“I’ve been here (31) years and I’ve seen the drydock (empty) for two or three years at a time without having any need to use it, which is always a good thing,” said McEvoy. “Lucky, over those five years, we had no major issues with the fleet. “

The drydock will continue to be used by the navy’s fleet of ships and submarines.

“We have two submarines (HMCS Victoria and  HMCS Corner Brook) on the coast (at the base), so we always want to have an opportunity to emergency drydock them.”

The drydock caisson or gate will also need to be serviced in the near future by fleet maintenance workers or contractors, said McEvoy, adding that won’t interfere with the repair schedule since there is a spare gate to fall back on.

 

 

 

Just Posted

BREAKING: Police actions under investigation following Langford crash

IIO investigates officer-related incidents that result in serious harm

Victoria woman, 76, challenges alcohol-screening laws after failing to give breath sample

Norma McLeod was unable to provide a sample because of her medical conditions

Victoria council looks to self-impose carbon tax on staff airfare

A new carbon pricing fee would put additional funds into the city’s Climate Action Reserve

Gas stations could push to 167.9 cents a litre this week

Analyst says high prices are due to supply and demand

United Way celebrates volunteers, contributors in Greater Victoria area

$4.7 million was raised in 2018 thanks to the work of hundreds of people

WATCH: Cougar saunters through Metchosin yard

Spring cougar sighting caught on camera

Wanted by Crime Stoppers

Greater Victoria Crime Stoppers is seeking the public’s help in locating the… Continue reading

POLL: Do you think the Notre Dame Cathedral in Paris should be rebuilt?

Images of one of the word’s most iconic landmarks were seared into… Continue reading

‘B.C. cannot wait for action’: Top doctor urges province to decriminalize illicit drugs

Dr. Bonnie Henry says current approach in ‘war on drugs’ has criminalized and stigmatized drug users

New report on 2017 wildfires calls for better coordination with B.C. First Nations

Tsilhqot’in National Government documents 2017 disaster and lists 33 calls to action

B.C. youth coach banned amid sexual harassment, bullying scandal: Water Polo Canada

Justin Mitchell can’t take part in Water Polo Canada events or clubs

Wilson-Raybould: Feds want to just ‘manage the problem’ of Indigenous Peoples

Former federal justice minister speaks at First Nations Justice Council meeting in B.C.

Island Cup set for East Sooke on May 3-5

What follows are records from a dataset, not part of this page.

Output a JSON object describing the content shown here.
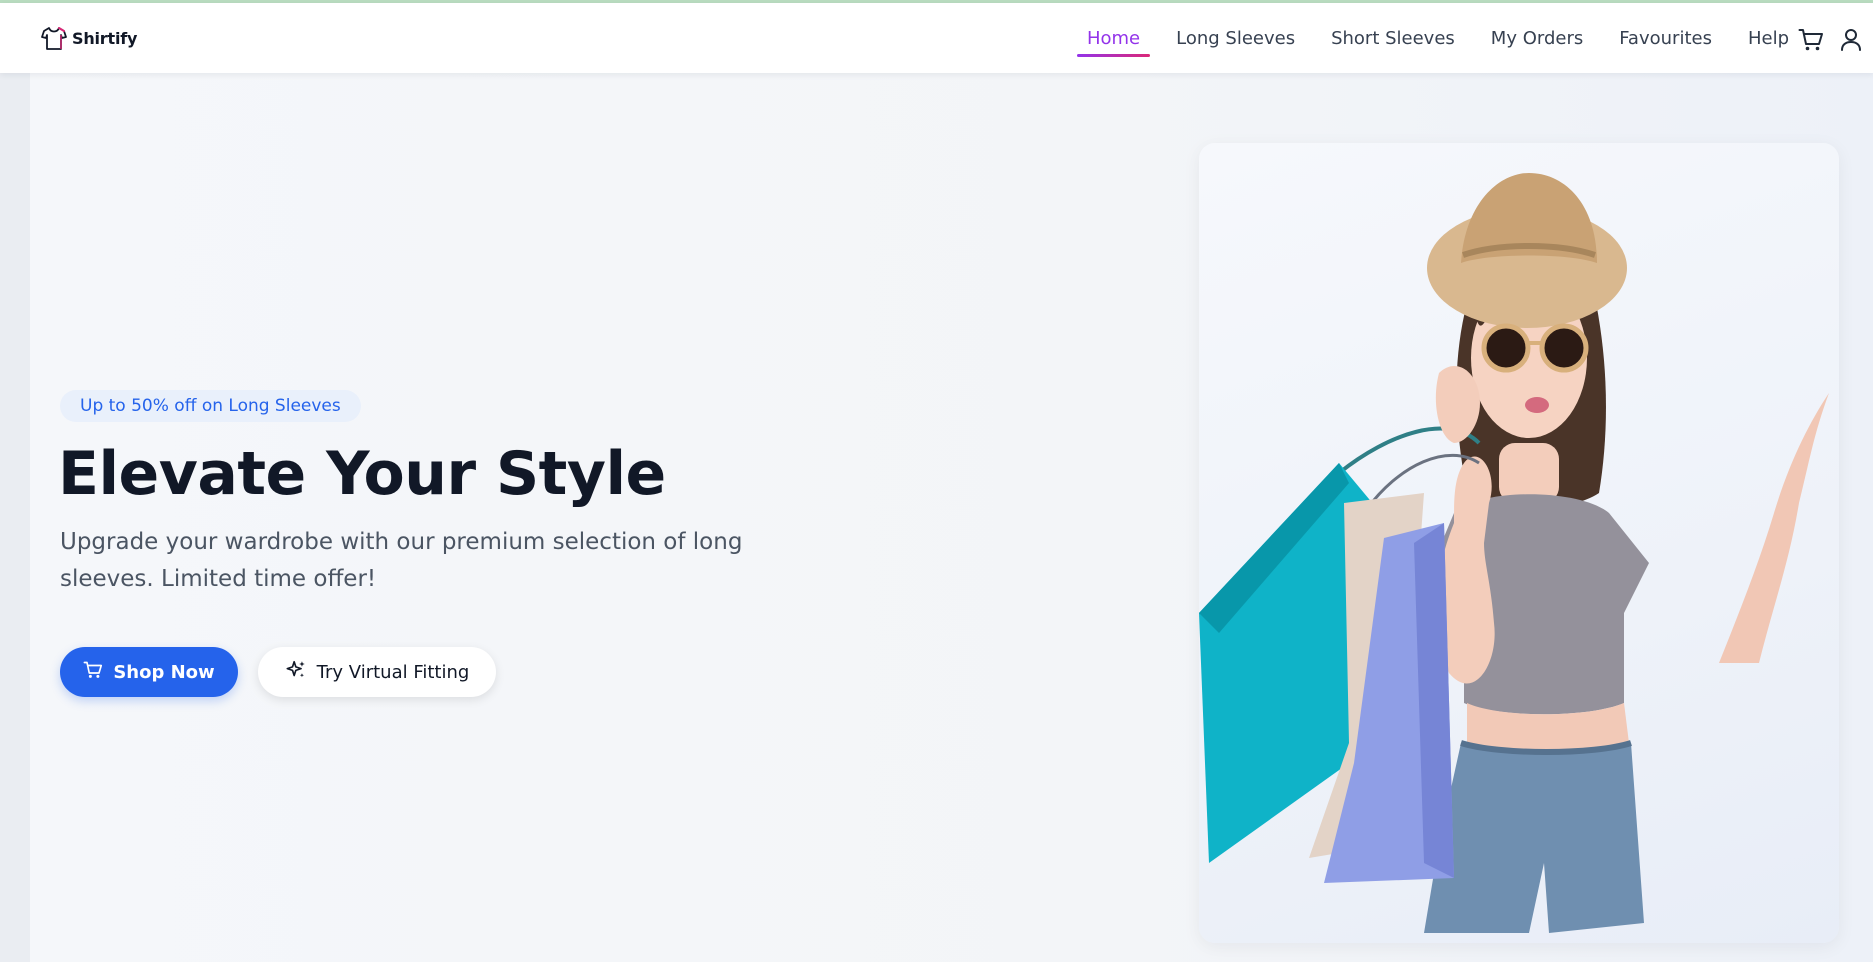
{
  "brand": {
    "name": "Shirtify",
    "logo_icon": "tshirt-logo-icon"
  },
  "nav": {
    "links": [
      {
        "label": "Home",
        "active": true
      },
      {
        "label": "Long Sleeves",
        "active": false
      },
      {
        "label": "Short Sleeves",
        "active": false
      },
      {
        "label": "My Orders",
        "active": false
      },
      {
        "label": "Favourites",
        "active": false
      },
      {
        "label": "Help",
        "active": false
      }
    ],
    "icons": [
      "cart-icon",
      "user-icon"
    ]
  },
  "hero": {
    "badge": "Up to 50% off on Long Sleeves",
    "headline": "Elevate Your Style",
    "subtext": "Upgrade your wardrobe with our premium selection of long sleeves. Limited time offer!",
    "primary_button": {
      "label": "Shop Now",
      "icon": "cart-icon"
    },
    "secondary_button": {
      "label": "Try Virtual Fitting",
      "icon": "sparkles-icon"
    },
    "image": "woman-with-shopping-bags-photo"
  },
  "colors": {
    "accent": "#2563eb",
    "active_nav": "#9333ea",
    "active_underline_end": "#db2777",
    "headline": "#111827",
    "badge_bg": "#e9f0fb"
  }
}
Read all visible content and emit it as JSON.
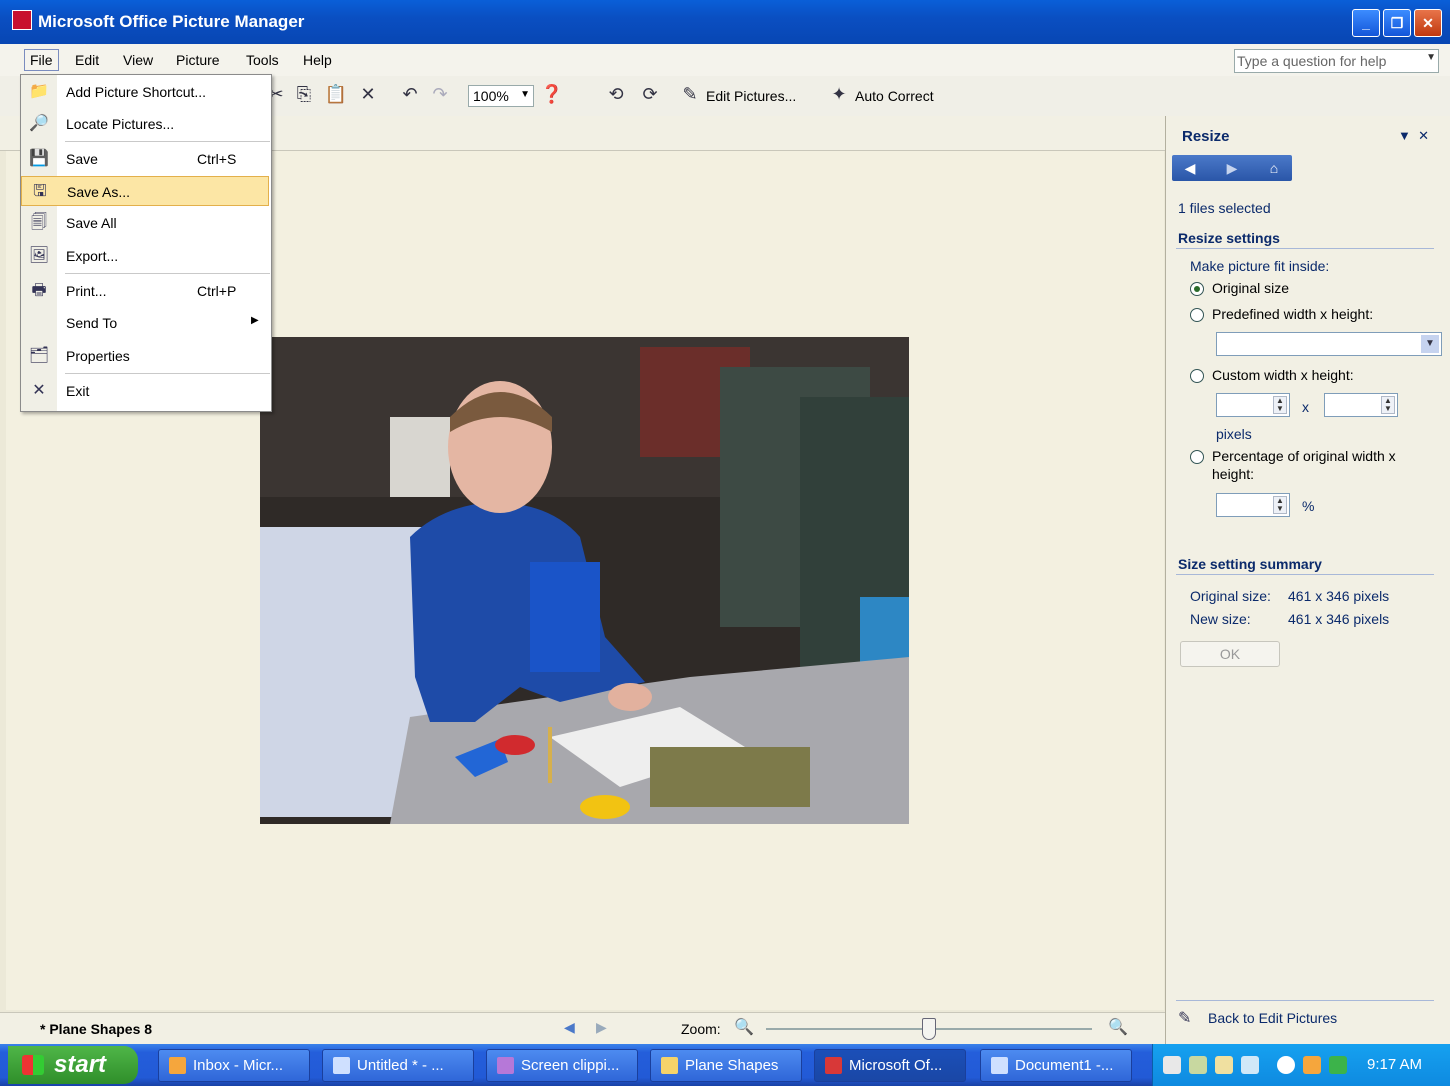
{
  "window": {
    "title": "Microsoft Office Picture Manager"
  },
  "menubar": {
    "items": [
      "File",
      "Edit",
      "View",
      "Picture",
      "Tools",
      "Help"
    ],
    "help_placeholder": "Type a question for help"
  },
  "toolbar": {
    "zoom_value": "100%",
    "edit_pictures": "Edit Pictures...",
    "auto_correct": "Auto Correct"
  },
  "file_menu": {
    "items": [
      {
        "label": "Add Picture Shortcut...",
        "shortcut": ""
      },
      {
        "label": "Locate Pictures...",
        "shortcut": ""
      },
      {
        "label": "Save",
        "shortcut": "Ctrl+S"
      },
      {
        "label": "Save As...",
        "shortcut": "",
        "highlighted": true
      },
      {
        "label": "Save All",
        "shortcut": ""
      },
      {
        "label": "Export...",
        "shortcut": ""
      },
      {
        "label": "Print...",
        "shortcut": "Ctrl+P"
      },
      {
        "label": "Send To",
        "shortcut": "",
        "submenu": true
      },
      {
        "label": "Properties",
        "shortcut": ""
      },
      {
        "label": "Exit",
        "shortcut": ""
      }
    ]
  },
  "status": {
    "filename": "* Plane Shapes 8",
    "zoom_label": "Zoom:",
    "zoom_level": 0.5
  },
  "pane": {
    "title": "Resize",
    "files_selected": "1 files selected",
    "resize_settings": "Resize settings",
    "fit_inside": "Make picture fit inside:",
    "opt_original": "Original size",
    "opt_predefined": "Predefined width x height:",
    "opt_custom": "Custom width x height:",
    "x_sep": "x",
    "pixels": "pixels",
    "opt_percent_1": "Percentage of original width x",
    "opt_percent_2": "height:",
    "percent_sign": "%",
    "summary_title": "Size setting summary",
    "orig_label": "Original size:",
    "orig_value": "461 x 346 pixels",
    "new_label": "New size:",
    "new_value": "461 x 346 pixels",
    "ok": "OK",
    "back": "Back to Edit Pictures"
  },
  "taskbar": {
    "start": "start",
    "tasks": [
      "Inbox - Micr...",
      "Untitled * - ...",
      "Screen clippi...",
      "Plane Shapes",
      "Microsoft Of...",
      "Document1 -..."
    ],
    "clock": "9:17 AM"
  },
  "colors": {
    "title_blue": "#0a4fc2",
    "pane_text": "#0b2a6b",
    "menu_highlight": "#fce6a5"
  }
}
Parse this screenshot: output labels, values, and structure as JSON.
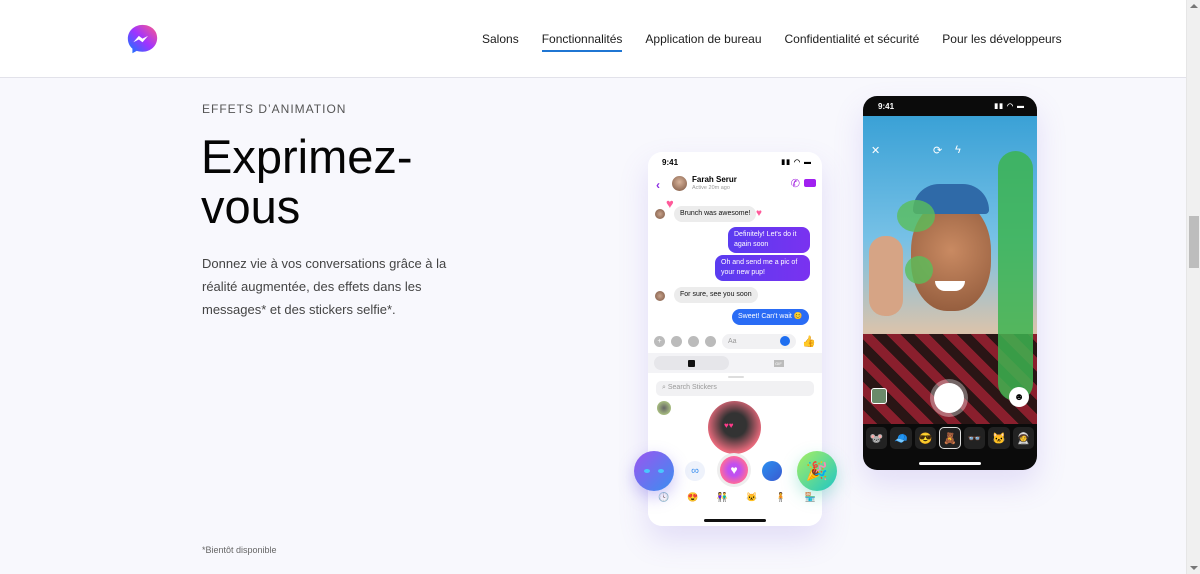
{
  "header": {
    "logo": "messenger-logo",
    "nav": [
      {
        "label": "Salons",
        "active": false
      },
      {
        "label": "Fonctionnalités",
        "active": true
      },
      {
        "label": "Application de bureau",
        "active": false
      },
      {
        "label": "Confidentialité et sécurité",
        "active": false
      },
      {
        "label": "Pour les développeurs",
        "active": false
      }
    ],
    "accent_color": "#1f76d3"
  },
  "hero": {
    "eyebrow": "EFFETS D’ANIMATION",
    "title": "Exprimez-vous",
    "description": "Donnez vie à vos conversations grâce à la réalité augmentée, des effets dans les messages* et des stickers selfie*.",
    "footnote": "*Bientôt disponible"
  },
  "phone_chat": {
    "time": "9:41",
    "contact_name": "Farah Serur",
    "contact_status": "Active 20m ago",
    "messages": [
      {
        "from": "them",
        "text": "Brunch was awesome!"
      },
      {
        "from": "me",
        "text": "Definitely! Let's do it again soon"
      },
      {
        "from": "me",
        "text": "Oh and send me a pic of your new pup!"
      },
      {
        "from": "them",
        "text": "For sure, see you soon"
      },
      {
        "from": "me",
        "text": "Sweet! Can't wait 😊"
      }
    ],
    "composer_placeholder": "Aa",
    "sticker_search_placeholder": "Search Stickers",
    "tray_tabs": [
      "stickers",
      "GIF"
    ]
  },
  "phone_camera": {
    "time": "9:41",
    "effects_count": 7,
    "selected_effect_index": 3
  }
}
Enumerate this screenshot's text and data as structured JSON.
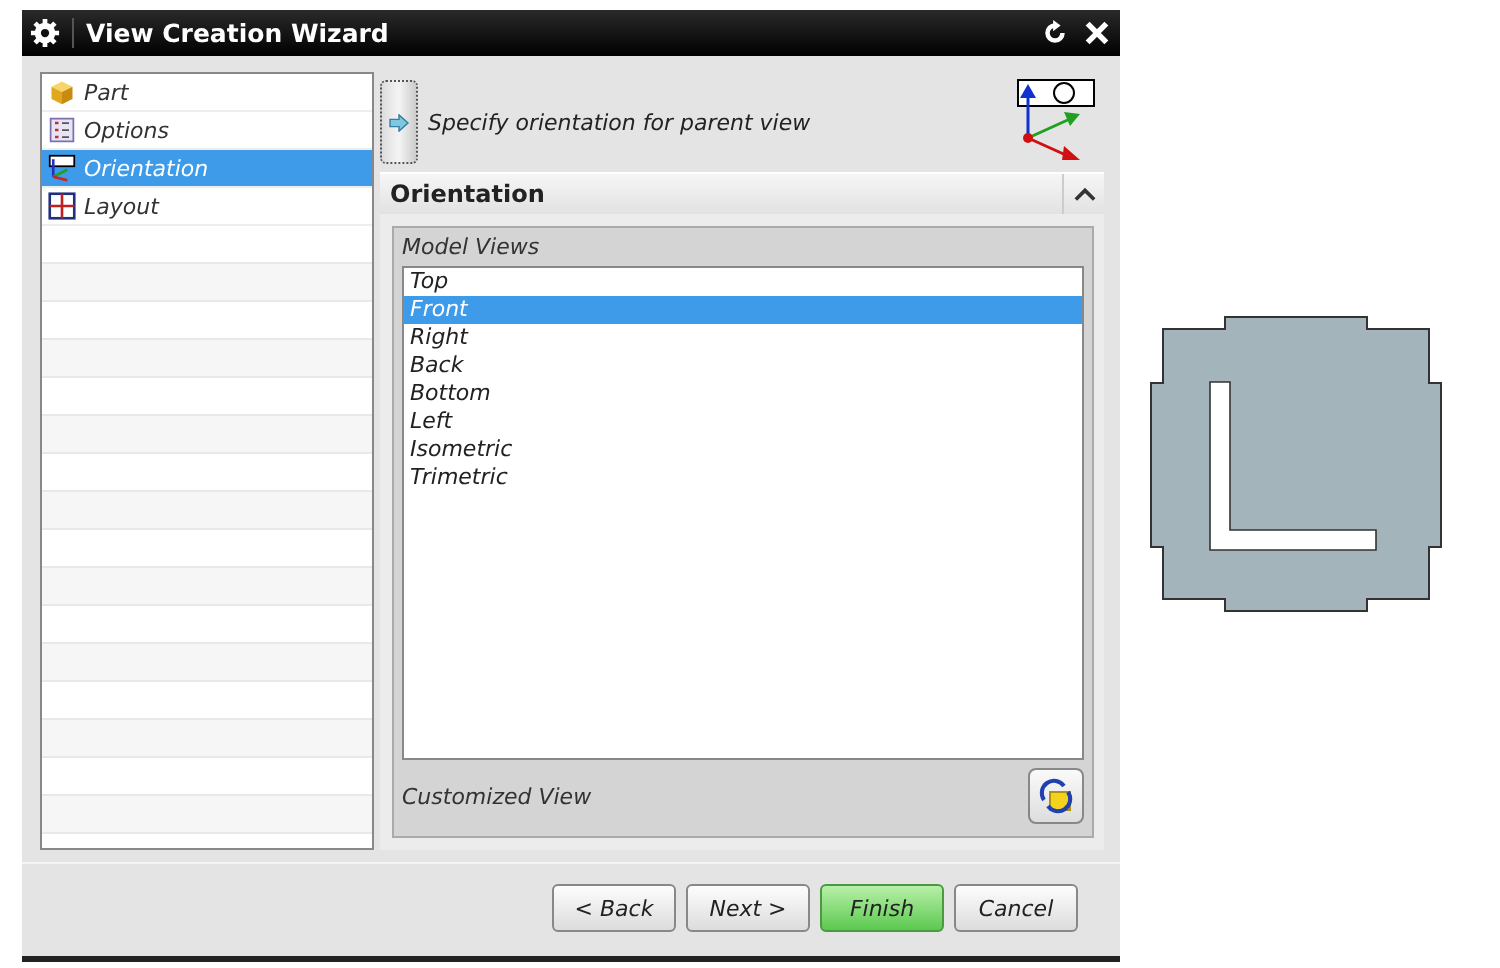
{
  "window": {
    "title": "View Creation Wizard"
  },
  "steps": [
    {
      "label": "Part",
      "kind": "part",
      "selected": false
    },
    {
      "label": "Options",
      "kind": "options",
      "selected": false
    },
    {
      "label": "Orientation",
      "kind": "orientation",
      "selected": true
    },
    {
      "label": "Layout",
      "kind": "layout",
      "selected": false
    }
  ],
  "prompt": "Specify orientation for parent view",
  "section": {
    "title": "Orientation",
    "expanded": true
  },
  "model_views": {
    "label": "Model Views",
    "items": [
      {
        "label": "Top",
        "selected": false
      },
      {
        "label": "Front",
        "selected": true
      },
      {
        "label": "Right",
        "selected": false
      },
      {
        "label": "Back",
        "selected": false
      },
      {
        "label": "Bottom",
        "selected": false
      },
      {
        "label": "Left",
        "selected": false
      },
      {
        "label": "Isometric",
        "selected": false
      },
      {
        "label": "Trimetric",
        "selected": false
      }
    ]
  },
  "customized_view": {
    "label": "Customized View"
  },
  "buttons": [
    {
      "label": "< Back",
      "kind": "default"
    },
    {
      "label": "Next >",
      "kind": "default"
    },
    {
      "label": "Finish",
      "kind": "primary"
    },
    {
      "label": "Cancel",
      "kind": "default"
    }
  ]
}
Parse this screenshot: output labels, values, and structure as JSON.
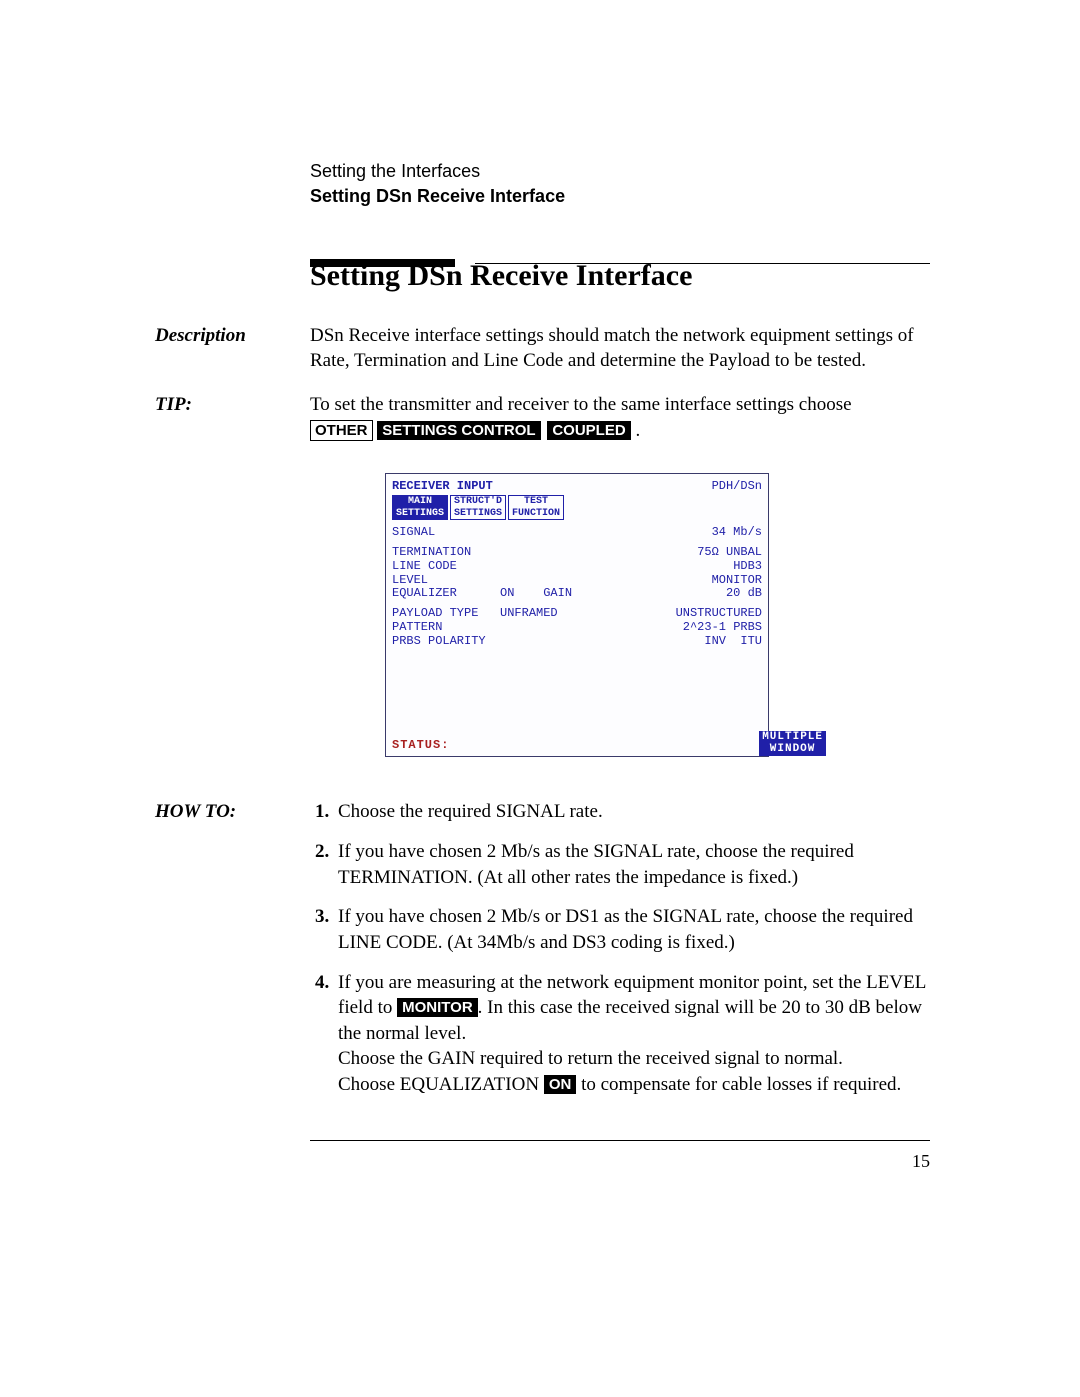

Off-road racing event expected to attract over 50 racers

Female real estate agents warned of suspicious man in Metro Vancouver

The man requests to see homes alone with the female agent, police say

Most Read